Hamburgers & Happiness: A Lesson in Motivation



Sometime last year, before the days of social distancing, I had the pleasure of taking my young son to McDonald’s. The purpose? To get a much-anticipated Happy Meal (for him) and an ice cream cone (for me). I knew we were heading into the busy lunch rush so I prepared my son with the, “let’s try and be patient” speech.

Upon opening the door, we confirmed it was busy. Lots of people, lots of commotion and lots of families and couples. An upsetting scenario we all know too well: we were last in line. As we progressed forward, I noticed a man several places in front of us seemed especially impatient and fidgety.

I watched as the man approached the front of the line and sternly ordered a hamburger. The associate informed him his meal would be three dollars and some change, to which the man immediately replied, “No! You’re going to give it to me!” The associate tried to remain calm as he politely explained they could not give anything away for free.
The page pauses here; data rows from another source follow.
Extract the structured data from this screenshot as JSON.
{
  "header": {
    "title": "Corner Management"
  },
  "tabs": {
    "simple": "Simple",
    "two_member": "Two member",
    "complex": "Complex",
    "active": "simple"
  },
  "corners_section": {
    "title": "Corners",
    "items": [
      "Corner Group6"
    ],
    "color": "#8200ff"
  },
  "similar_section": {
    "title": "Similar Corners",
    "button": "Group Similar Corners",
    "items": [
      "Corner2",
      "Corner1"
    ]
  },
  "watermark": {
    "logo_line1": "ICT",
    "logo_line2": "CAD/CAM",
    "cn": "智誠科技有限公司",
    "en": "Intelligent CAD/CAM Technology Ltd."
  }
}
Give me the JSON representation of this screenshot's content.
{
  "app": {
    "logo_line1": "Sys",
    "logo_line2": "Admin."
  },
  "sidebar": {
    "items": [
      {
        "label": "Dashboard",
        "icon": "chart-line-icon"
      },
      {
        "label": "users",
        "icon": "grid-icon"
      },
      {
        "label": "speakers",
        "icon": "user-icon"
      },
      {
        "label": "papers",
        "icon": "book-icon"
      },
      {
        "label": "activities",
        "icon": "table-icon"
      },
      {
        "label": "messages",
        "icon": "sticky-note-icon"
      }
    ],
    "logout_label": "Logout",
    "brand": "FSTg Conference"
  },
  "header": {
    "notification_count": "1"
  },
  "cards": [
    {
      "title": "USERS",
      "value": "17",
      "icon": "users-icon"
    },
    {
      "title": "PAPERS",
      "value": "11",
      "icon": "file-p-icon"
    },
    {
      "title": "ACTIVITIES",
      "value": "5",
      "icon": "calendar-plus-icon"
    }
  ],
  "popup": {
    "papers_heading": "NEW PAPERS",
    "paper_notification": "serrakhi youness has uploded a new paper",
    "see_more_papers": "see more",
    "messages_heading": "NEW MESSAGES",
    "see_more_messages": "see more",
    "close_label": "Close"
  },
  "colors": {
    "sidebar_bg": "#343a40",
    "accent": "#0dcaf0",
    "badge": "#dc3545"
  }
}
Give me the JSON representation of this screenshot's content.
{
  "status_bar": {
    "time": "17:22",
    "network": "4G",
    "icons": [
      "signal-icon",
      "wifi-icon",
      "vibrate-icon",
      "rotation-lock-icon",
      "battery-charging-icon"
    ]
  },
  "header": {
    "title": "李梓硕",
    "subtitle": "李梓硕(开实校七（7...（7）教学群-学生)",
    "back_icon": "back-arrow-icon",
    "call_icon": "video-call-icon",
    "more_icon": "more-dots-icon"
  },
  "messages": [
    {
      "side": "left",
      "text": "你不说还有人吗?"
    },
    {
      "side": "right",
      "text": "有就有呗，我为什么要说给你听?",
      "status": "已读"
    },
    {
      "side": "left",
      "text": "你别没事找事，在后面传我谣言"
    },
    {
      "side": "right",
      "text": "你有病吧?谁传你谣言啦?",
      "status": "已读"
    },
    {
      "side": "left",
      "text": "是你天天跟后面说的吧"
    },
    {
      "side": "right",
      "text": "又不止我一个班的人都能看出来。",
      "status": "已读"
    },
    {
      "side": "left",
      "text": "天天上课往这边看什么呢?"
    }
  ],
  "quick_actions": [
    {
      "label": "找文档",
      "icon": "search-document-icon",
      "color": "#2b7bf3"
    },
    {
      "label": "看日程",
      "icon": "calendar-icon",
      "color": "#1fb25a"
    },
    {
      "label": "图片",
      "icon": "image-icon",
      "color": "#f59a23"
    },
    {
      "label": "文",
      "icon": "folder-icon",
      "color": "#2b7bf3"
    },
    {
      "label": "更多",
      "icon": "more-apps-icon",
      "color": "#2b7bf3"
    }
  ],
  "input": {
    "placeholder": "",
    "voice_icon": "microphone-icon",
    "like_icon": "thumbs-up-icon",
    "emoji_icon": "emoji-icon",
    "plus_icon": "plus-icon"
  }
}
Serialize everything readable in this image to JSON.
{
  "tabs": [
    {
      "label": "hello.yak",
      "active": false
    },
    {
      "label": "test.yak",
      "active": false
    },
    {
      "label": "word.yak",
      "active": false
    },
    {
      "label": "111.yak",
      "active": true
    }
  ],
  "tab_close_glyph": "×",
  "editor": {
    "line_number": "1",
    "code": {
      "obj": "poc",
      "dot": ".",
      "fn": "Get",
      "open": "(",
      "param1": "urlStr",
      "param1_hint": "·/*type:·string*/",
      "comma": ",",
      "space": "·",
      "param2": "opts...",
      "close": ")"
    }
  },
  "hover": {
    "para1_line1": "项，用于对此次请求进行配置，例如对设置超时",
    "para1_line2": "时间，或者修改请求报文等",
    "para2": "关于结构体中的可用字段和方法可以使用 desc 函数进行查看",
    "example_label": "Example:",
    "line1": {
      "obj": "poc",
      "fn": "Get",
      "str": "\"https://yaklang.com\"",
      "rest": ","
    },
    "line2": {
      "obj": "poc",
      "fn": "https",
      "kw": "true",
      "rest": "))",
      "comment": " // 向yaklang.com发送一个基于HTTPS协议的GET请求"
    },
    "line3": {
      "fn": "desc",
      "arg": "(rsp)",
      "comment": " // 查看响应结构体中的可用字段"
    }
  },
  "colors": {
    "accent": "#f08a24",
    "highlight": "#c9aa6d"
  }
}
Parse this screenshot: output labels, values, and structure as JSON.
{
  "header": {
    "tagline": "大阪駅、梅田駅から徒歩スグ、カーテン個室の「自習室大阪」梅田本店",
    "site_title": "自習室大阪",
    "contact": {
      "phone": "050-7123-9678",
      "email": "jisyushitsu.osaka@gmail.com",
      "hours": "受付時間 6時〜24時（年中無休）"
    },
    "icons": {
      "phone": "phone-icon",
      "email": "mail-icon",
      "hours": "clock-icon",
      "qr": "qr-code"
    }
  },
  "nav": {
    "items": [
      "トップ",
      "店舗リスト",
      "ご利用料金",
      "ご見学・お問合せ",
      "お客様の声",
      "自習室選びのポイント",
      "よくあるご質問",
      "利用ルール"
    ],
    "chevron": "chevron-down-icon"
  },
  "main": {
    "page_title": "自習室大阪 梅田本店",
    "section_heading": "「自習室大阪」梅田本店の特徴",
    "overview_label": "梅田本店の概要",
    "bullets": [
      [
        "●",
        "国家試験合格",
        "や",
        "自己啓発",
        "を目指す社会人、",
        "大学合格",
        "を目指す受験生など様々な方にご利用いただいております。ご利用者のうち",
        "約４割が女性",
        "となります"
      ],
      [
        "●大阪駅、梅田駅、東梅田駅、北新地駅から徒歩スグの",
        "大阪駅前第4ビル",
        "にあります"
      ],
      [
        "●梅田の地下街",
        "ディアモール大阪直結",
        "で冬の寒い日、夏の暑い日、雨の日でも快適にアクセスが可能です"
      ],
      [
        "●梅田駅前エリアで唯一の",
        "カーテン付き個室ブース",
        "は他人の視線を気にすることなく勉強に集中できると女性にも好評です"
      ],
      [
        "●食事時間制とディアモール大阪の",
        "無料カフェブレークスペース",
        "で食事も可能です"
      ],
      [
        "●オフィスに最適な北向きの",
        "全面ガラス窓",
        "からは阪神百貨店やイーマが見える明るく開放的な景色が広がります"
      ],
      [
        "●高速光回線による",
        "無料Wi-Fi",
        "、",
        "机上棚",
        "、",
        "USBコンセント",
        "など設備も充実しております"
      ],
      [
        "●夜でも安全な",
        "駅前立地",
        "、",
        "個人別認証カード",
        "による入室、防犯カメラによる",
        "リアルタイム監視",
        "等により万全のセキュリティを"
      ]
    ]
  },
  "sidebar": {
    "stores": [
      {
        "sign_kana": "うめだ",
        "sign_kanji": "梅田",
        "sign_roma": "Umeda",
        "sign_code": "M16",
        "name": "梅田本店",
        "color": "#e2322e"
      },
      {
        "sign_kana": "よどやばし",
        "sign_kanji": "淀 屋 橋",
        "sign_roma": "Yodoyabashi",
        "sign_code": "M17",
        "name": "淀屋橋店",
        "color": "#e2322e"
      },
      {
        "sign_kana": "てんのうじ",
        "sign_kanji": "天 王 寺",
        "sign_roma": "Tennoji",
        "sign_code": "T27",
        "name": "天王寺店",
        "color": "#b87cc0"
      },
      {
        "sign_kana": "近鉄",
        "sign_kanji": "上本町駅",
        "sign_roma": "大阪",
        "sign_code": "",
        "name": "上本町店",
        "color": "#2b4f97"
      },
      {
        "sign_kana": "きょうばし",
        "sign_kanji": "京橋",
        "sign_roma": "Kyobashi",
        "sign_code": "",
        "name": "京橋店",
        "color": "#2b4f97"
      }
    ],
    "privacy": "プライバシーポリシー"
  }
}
In response, the man raised his voice even louder and shouted, “You are going to give me a sandwich! Go get the manager to give me a sandwich!” The manager quickly came out to assess the situation and proceeded to give the irate man a free lunch.

What just happened? Why didn’t the manager say no?

I assume the manager wanted to defuse the situation and not cause further commotion. He weighed the risk and decided it was worth losing three dollars to “get rid of” the problem. But did this solve the problem? Or did it just let everyone else know this was an acceptable way to get a free meal?

In both work and daily life, we often run into people who use intimidation to get what they want. Why? Because it works. Sometimes leaders choose to give in to subordinates’ loud or threatening behavior, as giving into the squeaky wheel seems easier than handling the actual problem. Over time, this sends a message to workers that such behavior is not only acceptable, but rewarded.

How can leaders deal with this behavior in a way that is more controlled and fair? Having the courage to conduct timely, deliberate conversations with employees is key. Approaching it in this way gives you an opportunity to listen to their concerns and reinforce the behavior you expect while coaching and motivating workers toward success. So the next time you consider defusing a situation by giving in, instead try to have an impactful conversation that could lead to a stronger, healthier team.

For additional assistance with growing your leadership skills, The Center can help. Learn more at and view our leadership courses here.


westra_c-WEB.jpgCharlie Westra, Director of Manufacturing Services
As The Center's Director of Manufacturing Services, Charlie is responsible for overseeing 12 direct reports in the Manufacturing Services department. Charlie is dedicated to driving advancements in Michigan manufacturing, leading the effort to assist small to medium-sized manufacturers in applying Quality Management Systems, Lean Manufacturing and Transactional Tools & Techniques, Executive Coaching & Leadership Skills and Industry 4.0 manufacturing technology solutions. In addition to overseeing Manufacturing Services at The Center, Charlie provides management consulting to manufacturers, specializing in improving employee engagement with supervisory skills and leadership development. 



Since 1991, the Michigan Manufacturing Technology Center has assisted Michigan’s small and medium-sized businesses to successfully compete and grow. Through personalized services designed to meet the needs of clients, we develop more effective business leaders, drive product and process innovation, promote company-wide operational excellence and foster creative strategies for business growth and greater profitability. Find us at

Categories: Leadership/Culture